How Windows Workflow Foundation Works
The WF engine architecture has three layers: hosting, runtime, and a workflow model. Workflow designers help prepare workflows and custom activities. For example, in Microsoft Office 2007, a workflow engine embedded in SharePoint integrates with Word, Excel, Outlook, and other Office applications to support document workflow activities.
The WF hosting layer contains the standard pluggable WF runtime services and any custom services that the programmer includes. The standard services are:
- Communications, for example with the host application and Web services.
- Persistence, the storage of state for long periods of time.
- Tracking, the interface to the instrumentation of workflows.
- Timers, which are durable clocks for managing potentially long delays.
- Threading, which manages the host thread pool for the workflow.
- Transactions, which implement compensating transactions so that operations can fail gracefully without corrupting the durable state of an application.

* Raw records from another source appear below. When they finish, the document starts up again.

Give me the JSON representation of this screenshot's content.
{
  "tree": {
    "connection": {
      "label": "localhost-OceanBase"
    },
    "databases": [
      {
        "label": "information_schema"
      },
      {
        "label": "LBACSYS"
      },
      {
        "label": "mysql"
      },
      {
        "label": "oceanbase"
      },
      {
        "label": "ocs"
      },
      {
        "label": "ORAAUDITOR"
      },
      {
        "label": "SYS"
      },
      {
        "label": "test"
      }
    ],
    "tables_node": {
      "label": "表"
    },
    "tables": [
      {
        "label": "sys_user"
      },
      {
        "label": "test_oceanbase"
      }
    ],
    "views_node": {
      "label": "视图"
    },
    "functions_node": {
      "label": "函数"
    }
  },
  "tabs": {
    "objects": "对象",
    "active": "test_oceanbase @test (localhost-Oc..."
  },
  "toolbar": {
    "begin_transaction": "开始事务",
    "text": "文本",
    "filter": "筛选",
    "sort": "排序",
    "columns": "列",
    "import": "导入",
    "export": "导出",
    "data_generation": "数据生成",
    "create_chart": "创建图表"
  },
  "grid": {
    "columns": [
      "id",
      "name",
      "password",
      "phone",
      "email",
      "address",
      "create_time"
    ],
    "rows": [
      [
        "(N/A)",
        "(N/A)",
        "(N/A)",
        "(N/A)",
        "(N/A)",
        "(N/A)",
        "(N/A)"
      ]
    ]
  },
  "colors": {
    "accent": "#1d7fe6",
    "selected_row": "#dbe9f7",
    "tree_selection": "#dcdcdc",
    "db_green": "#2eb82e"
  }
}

The WF runtime layer contains its core services, which are not
pluggable. These are the execution service, the core tracking service, the state management service, the low-level scheduler, and the rules service.
The WF workflow model layer supports two basic models: sequential workflows, and state machine workflows. Both types can have data-driven sections. In addition, developers can inherit from the workflow model classes to create customized models, or even create completely new model classes from scratch.
The basic difference between WF and a typical workflow engine is that WF is not tied to any underlying language. Instead, it consists of a set of simple and composite activities that it chains together and executes according to the model. You might think that the XAML markup for a workflow constitutes an XML-based language, but Microsoft views this more as data or serialized workflow state than as code.
The Visual Studio 2005 Extensions for Windows Workflow Foundation turns workflow design into a simple drag-and-drop exercise. In Figure 3, I dragged a code activity into a sequential workflow, then filled in one line of code in the code activity's handler, which prints "Hello, World!" If you build and run this application, it does indeed print "Hello, World!" in a console window, possibly setting a new world's record for the largest amount of tooling used to design this particular application.
|Writing Hello World as a workflow possibly sets a new world's record for the largest amount of tooling ever used to design this particular application.|
|Figure 3. Hello World as a Workflow: The figure shows the world's simplest example application written as a workflow.||
|Figure 4. Adding an IfElse Activity: Here's a sequential workflow in the designer after adding an IfElse activity.||
The three tabs at the bottom left of the Sequential Workflow pane select the view: the workflow activity, the workflow's cancellation handler, and the workflow's fault handlers.
The workflow gets more interesting as you add more activities. Figure 4
shows the designer after I dragged an IfElse
activity onto the design pane, but have not yet defined the decision criteria or what the branches will do.
Microsoft Office 2007 Workflow Integration
SharePoint 2007 Server hosts WF server, so that Office 2007 applications can use (and be used by) workflows. For example, a Word 2007 document might kick off a SharePoint workflow that sends an email requesting an approval to another user through Outlook, then resumes only when that user grants or denies the approval on a SharePoint page created for that purpose. Reviews, approvals, and document expiration are all standard 2007 Office workflows.
Office SharePoint Designer 2007, the successor to FrontPage, can design workflows, and developers can also use the 30-odd custom Office 2007 activities to design Office workflows in Visual Studio 2005. The InfoPath 2007 designer supports binding form elements to workflows.
The use of SharePoint 2007 makes developing people-based workflows much easier than it has been, since it combines workflow with the Office applications that people use daily.